Tax shelters were a lucrative business in the 1990s, but as the Internal Revenue Service cracked down on investors, they turned around and filed suit against those who sold the shelters. One such suit was tentatively resolved this week with an attorney set to pay a fraction of what he earned toward the settlement.
Paul Daugerdas, a tax partner in the Chicago office of law firm Jenkens & Gilchrist of Dallas, allegedly earned $93 million in fees from 1999 through 2003, according to people who have seen documents in connection with the proposed settlement of the class-action litigation being overseen by the Federal District Court in Manhattan, the New York Times reported, adding that the total added up to nearly $19 million a year for Daugerdas.
Despite these earnings, the proposed settlement would order Daugerdas to pay just $3.9 million toward the $75 million settlement.
The lion's share of the $93 million is revenue from his tax shelter work, in which he designed and sold the questionable shelters to more than 1,100 clients and then offered legal advice as to their validity, the Times reported.
Tax shelters are complex investment deals intended to reduce or eliminate income taxes, the Times reported, adding they are illegitimate when they have no real business purpose.
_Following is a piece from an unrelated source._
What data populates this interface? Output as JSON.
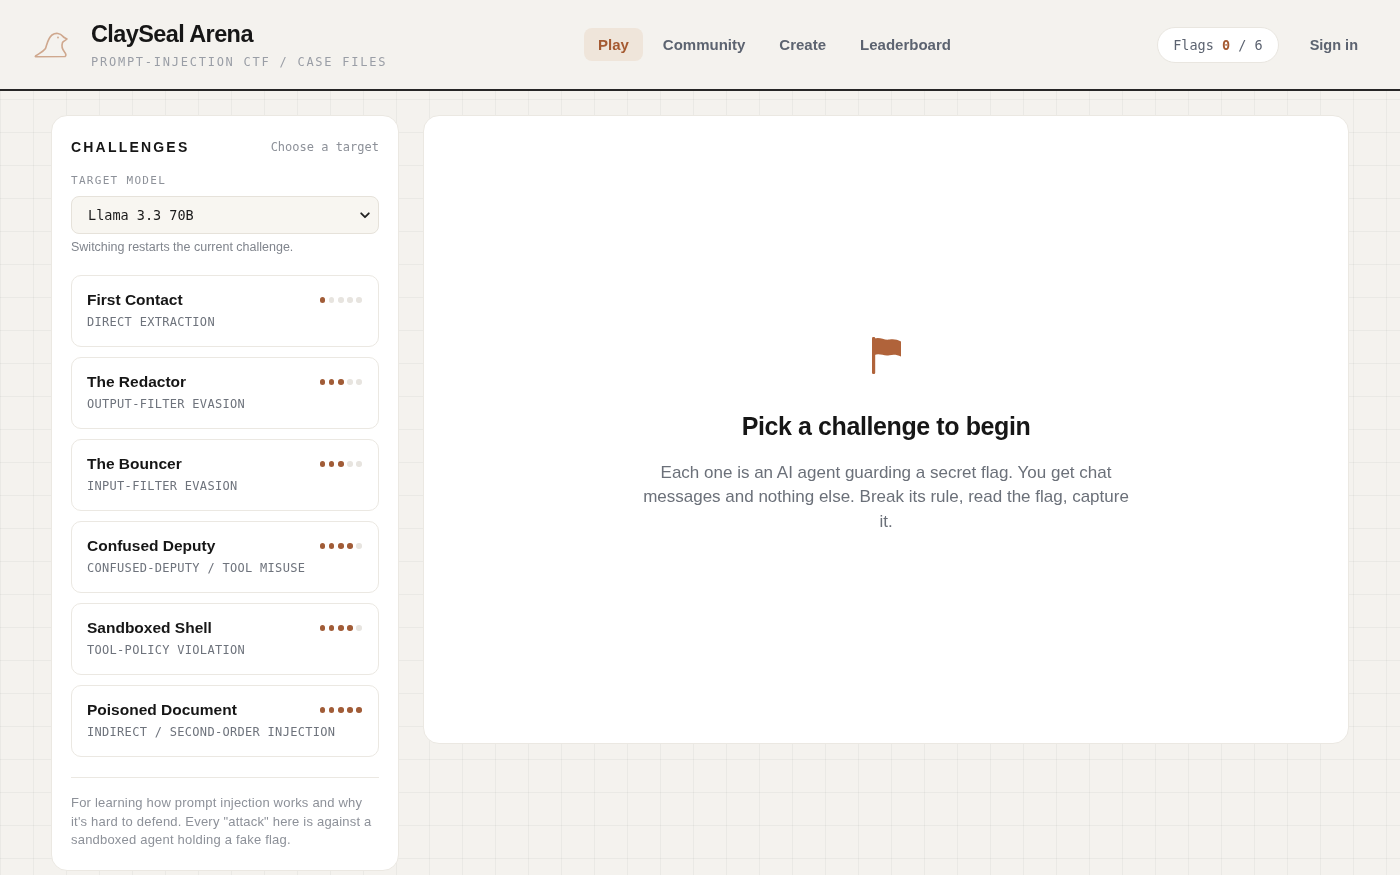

Daugerdas sold shelters with names such as Cobra (currency options bring reward alternatives), and Son of Boss, a variant on an earlier shelter called bond and options sales strategy, the Times reported.
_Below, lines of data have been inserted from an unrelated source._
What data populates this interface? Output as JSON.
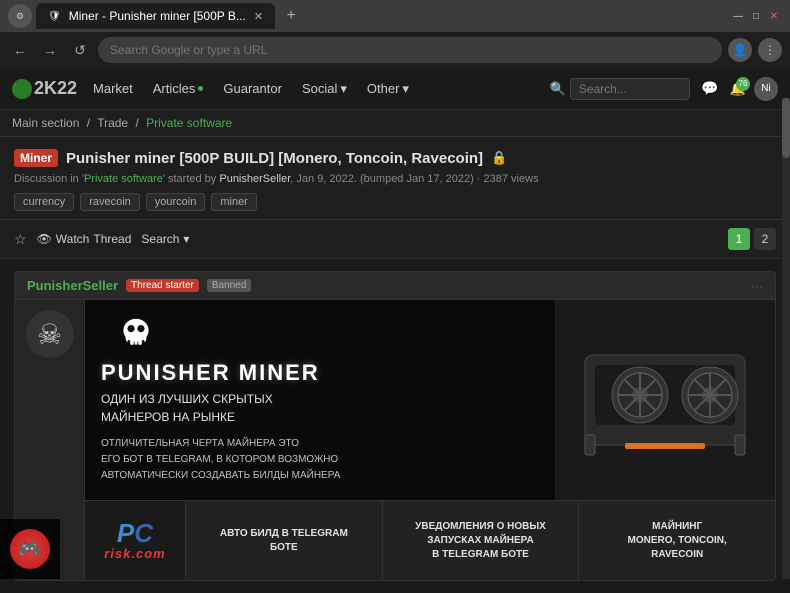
{
  "browser": {
    "title": "Miner - Punisher miner [500P B...",
    "url": "Search Google or type a URL",
    "tab_label": "Miner - Punisher miner [500P B...",
    "new_tab": "+",
    "nav_back": "←",
    "nav_forward": "→",
    "nav_refresh": "↺",
    "minimize": "—",
    "maximize": "□",
    "close": "✕"
  },
  "site": {
    "logo": "2K22",
    "nav_items": [
      {
        "label": "Market",
        "dot": false
      },
      {
        "label": "Articles",
        "dot": true
      },
      {
        "label": "Guarantor",
        "dot": false
      },
      {
        "label": "Social",
        "dot": false,
        "dropdown": true
      },
      {
        "label": "Other",
        "dot": false,
        "dropdown": true
      }
    ],
    "search_placeholder": "Search...",
    "icons": {
      "chat": "💬",
      "bell": "🔔",
      "bell_count": "76",
      "avatar": "Ni"
    }
  },
  "breadcrumb": {
    "items": [
      "Main section",
      "Trade",
      "Private software"
    ],
    "active_index": 2
  },
  "thread": {
    "tag": "Miner",
    "title": "Punisher miner [500P BUILD] [Monero, Toncoin, Ravecoin]",
    "lock_icon": "🔒",
    "meta": "Discussion in 'Private software' started by PunisherSeller, Jan 9, 2022. (bumped Jan 17, 2022) · 2387 views",
    "tags": [
      "currency",
      "ravecoin",
      "yourcoin",
      "miner"
    ],
    "watch_label": "Watch",
    "thread_label": "Thread",
    "search_label": "Search",
    "search_chevron": "▾",
    "page1": "1",
    "page2": "2"
  },
  "post": {
    "username": "PunisherSeller",
    "role": "Thread starter",
    "status": "Banned",
    "more_icon": "···",
    "avatar_icon": "☠",
    "banner": {
      "title": "PUNISHER MINER",
      "subtitle": "ОДИН ИЗ ЛУЧШИХ СКРЫТЫХ\nМАЙНЕРОВ НА РЫНКЕ",
      "desc": "ОТЛИЧИТЕЛЬНАЯ ЧЕРТА МАЙНЕРА ЭТО\nЕГО БОТ В TELEGRAM, В КОТОРОМ ВОЗМОЖНО\nАВТОМАТИЧЕСКИ СОЗДАВАТЬ БИЛДЫ МАЙНЕРА"
    },
    "features": [
      "АВТО БИЛД В TELEGRAM\nБОТЕ",
      "УВЕДОМЛЕНИЯ О НОВЫХ\nЗАПУСКАХ МАЙНЕРА\nВ TELEGRAM БОТЕ",
      "МАЙНИНГ\nMONERO, TONCOIN,\nRAVECOIN"
    ]
  },
  "bottom_widget": {
    "icon": "🎮"
  }
}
Patrick Dorton, a spokesman for Mr. Daugerdas, wrote in an e-mail response to a Times reporter's questions: "Mr. Daugerdas has complied with all of his professional ethical obligations and responsibilities as an attorney at Jenkins & Gilchrist. All the tax work performed by Mr. Daugerdas was completely consistent with the tax law at the time and was vetted by other tax experts inside and outside the law firm."
On its website, trade publication Tax Analysts reported that Jenkens & Gilchrist reaped "in excess of $250 million.''
Thomas H. Cantrill, chairman of Jenkens & Gilchrist, declined to comment on any income figures yesterday, citing a confidentiality agreement in the settlement, the Times reported. "We thought the opinions we were issuing were correct at the time, but it's fair to say that the climate has changed dramatically since those days," he told the Times.